The Battle of Amiens is said to have set the tone for the last 100 days of the First World War. General Erich Ludendorff described it as “the black day of the German Army.” A hundred years ago on August 8 at 4:20 a.m., all four divisions of the Corps began their descent on the German Army behind the protection of smoke, shrapnel, and poisonous gas.
This particular battle was planned in great detail and secrecy by Field Marshal Haig. The plan called for a combined infantry and tank approach to breaking the German lines. Without telling anyone, the Canadian Corps was moved to the front of the battle lines to disguise any hints an attack was about to occur.
The Battle of Amiens was said to have been quick and brutal, knocking out most of the German’s artillery pieces while continuing to deal with machine gun nests perched along the German defensive line. By the end of the day, the Canadian Corps had reached 13 kilometres of their 20-kilometre stretch, and the battle began to slow down.
In total, the battle claimed the lives of 1,036 Canadians, another 2,803 injured, and 29 taken hostage. More than 19,000 Allied soldiers were either killed or , and the Germans lost more than 26,000 soldiers. The Canadian Corps captured 5,033 prisoners and over 150 guns.
While the Battle of Amiens was a bloody one, it was an overall success for the Canadian Corps. According to The Vimy Foundation, the victory at Amiens can be attributed to:
• Coordinated infantry, tank, artillery, and air attacks on the enemy, making use of all the technological advances of the war in high concentration;
• Continued use of counter-battery work, including sound ranging and aerial intelligence to knock out located artillery pieces before they could be used;
• An extremely fast creeping barrage, which advanced at 200 metres per minute, allowing the Corps to proceed at a run towards their targets, overwhelming the defensive lines.
Ten Corps soldiers received Victoria Crosses as a result of this battle. Most notably:
• Jean Brillant, 22 Battalion (Van Doos). Also a recipient of the Military Medal, Brillant led his company against machine gun nests on three separate occasions and was wounded three times. He died as a result of his wounds on August 10, 1918;
• Cpl Herman Good, 13th Battalion, single-handedly captured a German machine gun nest. Later the same day, he organized the capture of three German artillery pieces. He survived the war, then working as a fish and game warden;
• Srgt Robert Spall, PPCLI, provided cover for his platoon with a Lewis gun, allowing them to escape, before he died on August 13, 1918.

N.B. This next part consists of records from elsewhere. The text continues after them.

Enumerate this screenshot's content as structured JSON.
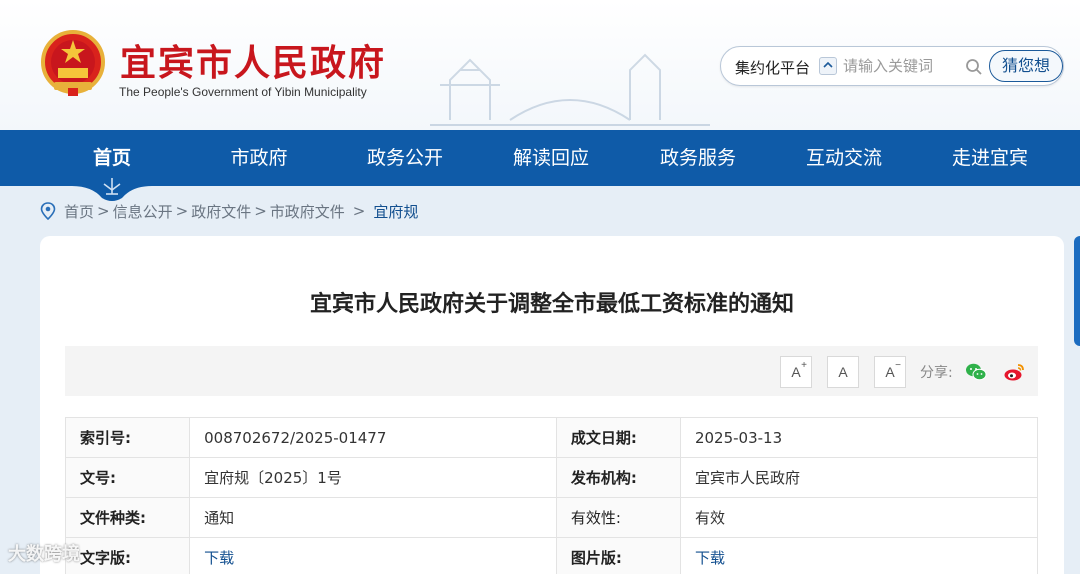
{
  "header": {
    "title": "宜宾市人民政府",
    "subtitle": "The People's Government of Yibin Municipality",
    "emblem_icon": "national-emblem-icon",
    "brand_red": "#c8161d"
  },
  "search": {
    "platform_label": "集约化平台",
    "placeholder": "请输入关键词",
    "guess_label": "猜您想"
  },
  "nav": {
    "color": "#0f5ba8",
    "items": [
      {
        "label": "首页",
        "active": true
      },
      {
        "label": "市政府"
      },
      {
        "label": "政务公开"
      },
      {
        "label": "解读回应"
      },
      {
        "label": "政务服务"
      },
      {
        "label": "互动交流"
      },
      {
        "label": "走进宜宾"
      }
    ]
  },
  "breadcrumb": {
    "items": [
      "首页",
      "信息公开",
      "政府文件",
      "市政府文件",
      "宜府规"
    ],
    "separator": ">"
  },
  "document": {
    "title": "宜宾市人民政府关于调整全市最低工资标准的通知",
    "font_tools": {
      "larger": "A",
      "normal": "A",
      "smaller": "A",
      "plus": "+",
      "minus": "−"
    },
    "share_label": "分享:"
  },
  "info": {
    "rows": [
      [
        {
          "k": "索引号:",
          "v": "008702672/2025-01477"
        },
        {
          "k": "成文日期:",
          "v": "2025-03-13"
        }
      ],
      [
        {
          "k": "文号:",
          "v": "宜府规〔2025〕1号"
        },
        {
          "k": "发布机构:",
          "v": "宜宾市人民政府"
        }
      ],
      [
        {
          "k": "文件种类:",
          "v": "通知"
        },
        {
          "k": "有效性:",
          "v": "有效"
        }
      ],
      [
        {
          "k": "文字版:",
          "v": "下载"
        },
        {
          "k": "图片版:",
          "v": "下载"
        }
      ]
    ]
  },
  "watermark": "大数跨境"
}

Founded in 2006, The Vimy Foundation seeks to preserve and promote the legacy of the First World War, symbolized by the victory at Vimy Ridge in April 1917. They carry out their message and awareness through educational programs, both domestic and overseas; handing out souvenir items like pins and Pilgrimage medals; promoting a greater recognition of April 9 as Vimy Day; planning events for the 100th anniversary of Vimy Ridge in 2017; and working to increase understanding for visitors at Vimy through fundraising for the Vimy Visitors Education Centre on the site of the Vimy Memorial.

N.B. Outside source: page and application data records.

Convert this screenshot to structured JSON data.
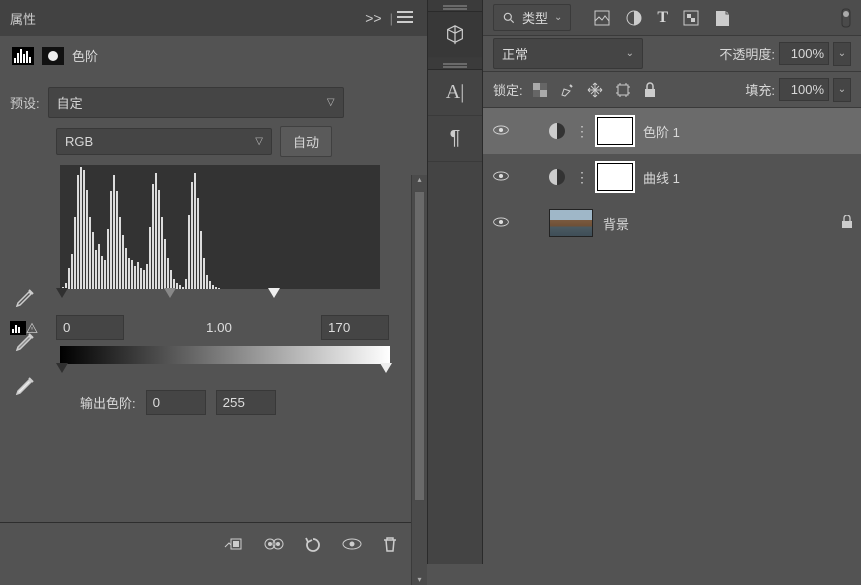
{
  "panel": {
    "title": "属性",
    "collapse": ">>",
    "adj_name": "色阶",
    "preset_label": "预设:",
    "preset_value": "自定",
    "channel_value": "RGB",
    "auto_btn": "自动",
    "input_black": "0",
    "input_gamma": "1.00",
    "input_white": "170",
    "output_label": "输出色阶:",
    "output_black": "0",
    "output_white": "255"
  },
  "histogram": {
    "bars": [
      2,
      6,
      20,
      34,
      70,
      110,
      118,
      115,
      96,
      70,
      55,
      38,
      44,
      32,
      28,
      58,
      95,
      110,
      95,
      70,
      52,
      40,
      30,
      28,
      22,
      26,
      20,
      18,
      24,
      60,
      102,
      112,
      96,
      70,
      48,
      30,
      18,
      10,
      6,
      4,
      2,
      10,
      72,
      104,
      112,
      88,
      56,
      30,
      14,
      8,
      4,
      2,
      1,
      0,
      0,
      0,
      0,
      0,
      0,
      0,
      0,
      0,
      0,
      0,
      0,
      0,
      0,
      0,
      0,
      0,
      0,
      0,
      0,
      0,
      0,
      0,
      0,
      0
    ]
  },
  "layers_panel": {
    "filter_label": "类型",
    "blend_mode": "正常",
    "opacity_label": "不透明度:",
    "opacity_value": "100%",
    "lock_label": "锁定:",
    "fill_label": "填充:",
    "fill_value": "100%",
    "layers": [
      {
        "name": "色阶 1",
        "type": "adjustment",
        "selected": true
      },
      {
        "name": "曲线 1",
        "type": "adjustment",
        "selected": false
      },
      {
        "name": "背景",
        "type": "image",
        "locked": true
      }
    ]
  }
}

To continue the legacy of Vimy Ridge, the foundation focuses on educating the Canadian youth. As of late, The Vimy Foundation has been able to train thousands of young Canadians on our First World War history, and plan to do so for generations to come. They’ve also successfully lobbied for:
• Government to hold the public commemoration for the last First World War soldier on Vimy Day 2011;
• The Vimy Memorial to be placed on the new $20 bill;
• Governments across the country to lower their flags on Vimy Day;
• Hosted gala events across the country celebrating Vimy Day.
They firmly believe the key to a prosperous future, “lies in knowing one’s past.”